If the clusters are perfectly identical in terms of risk factors, randomization is unnecessary. No matter how the clusters are assigned to each group, there will be no problem of comparability anyway since all clusters are identical in terms of risk factors.
If there are an infinite number of clusters, it does not matter whether they are identical or not in terms of risk, the randomization will balance the distribution of the high and low risk clusters between the 2 groups.
In practice, we are always in an intermediate situation, with a number of clusters > 2 but not infinite and clusters that are not perfectly identical in terms of risk. In order to judge whether or not cluster randomization is likely to produce comparable groups, it is therefore necessary to know both the number of clusters and the heterogeneity between clusters.
3. The way to decide whether or not a death is attributable to breast cancer is rather curious.
Two doctors give their opinion. If the two opinions converge, these identical opinions determine the attribution (OK with that).
If the two opinions differ, a 3rd opinion is requested and the majority opinion determines the attribution. And there is a problem. The majority decision is democratic and well adapted to politics but it is not scientific. If the opinions of the first two doctors differ, the situation is ambiguous.
And it would be more honest not to take these cases into consideration than to want to remove the ambiguity at all costs by a 3rd opinion not necessarily more reliable than the first two.
It is difficult to know how many cases of disagreement there were. There were 17% in one group and 10% in the other where the cause of death could not be attributed; but figures on the frequency of cases where the attribution was made despite a contrary opinion from at least one of the physicians cannot be found.
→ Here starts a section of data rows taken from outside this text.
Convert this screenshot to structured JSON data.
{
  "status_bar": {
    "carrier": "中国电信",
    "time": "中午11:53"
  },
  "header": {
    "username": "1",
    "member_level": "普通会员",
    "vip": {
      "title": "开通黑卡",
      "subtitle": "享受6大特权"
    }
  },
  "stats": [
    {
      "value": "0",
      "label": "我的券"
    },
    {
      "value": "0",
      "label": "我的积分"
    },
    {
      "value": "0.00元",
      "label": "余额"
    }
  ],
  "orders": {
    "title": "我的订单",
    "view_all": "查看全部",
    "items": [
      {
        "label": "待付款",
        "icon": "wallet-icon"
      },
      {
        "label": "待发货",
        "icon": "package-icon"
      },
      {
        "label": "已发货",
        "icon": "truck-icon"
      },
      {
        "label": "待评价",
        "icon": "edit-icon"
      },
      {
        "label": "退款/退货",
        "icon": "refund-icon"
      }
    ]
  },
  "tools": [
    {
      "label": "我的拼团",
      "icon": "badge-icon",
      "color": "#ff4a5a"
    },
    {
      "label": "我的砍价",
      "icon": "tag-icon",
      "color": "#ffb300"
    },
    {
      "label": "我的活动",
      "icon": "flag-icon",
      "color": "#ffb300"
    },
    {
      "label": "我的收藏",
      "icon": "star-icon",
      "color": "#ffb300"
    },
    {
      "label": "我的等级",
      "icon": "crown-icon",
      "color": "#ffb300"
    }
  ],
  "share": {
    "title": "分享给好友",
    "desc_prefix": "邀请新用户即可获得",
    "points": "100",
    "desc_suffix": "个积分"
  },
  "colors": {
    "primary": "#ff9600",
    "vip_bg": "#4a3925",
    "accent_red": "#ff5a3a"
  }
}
This is crucial information.
At the very least, the robustness of the conclusions should have been checked by a sensitivity study taking into account non-attributions and ambiguities in the attribution of the cause of death (curiously, this was done for the analysis of the staging (analysis of the stage of the cancer at the time of its diagnosis) of cancers and not for the analysis of cancer deaths; in the case of deaths, this removes all reliability from the conclusions)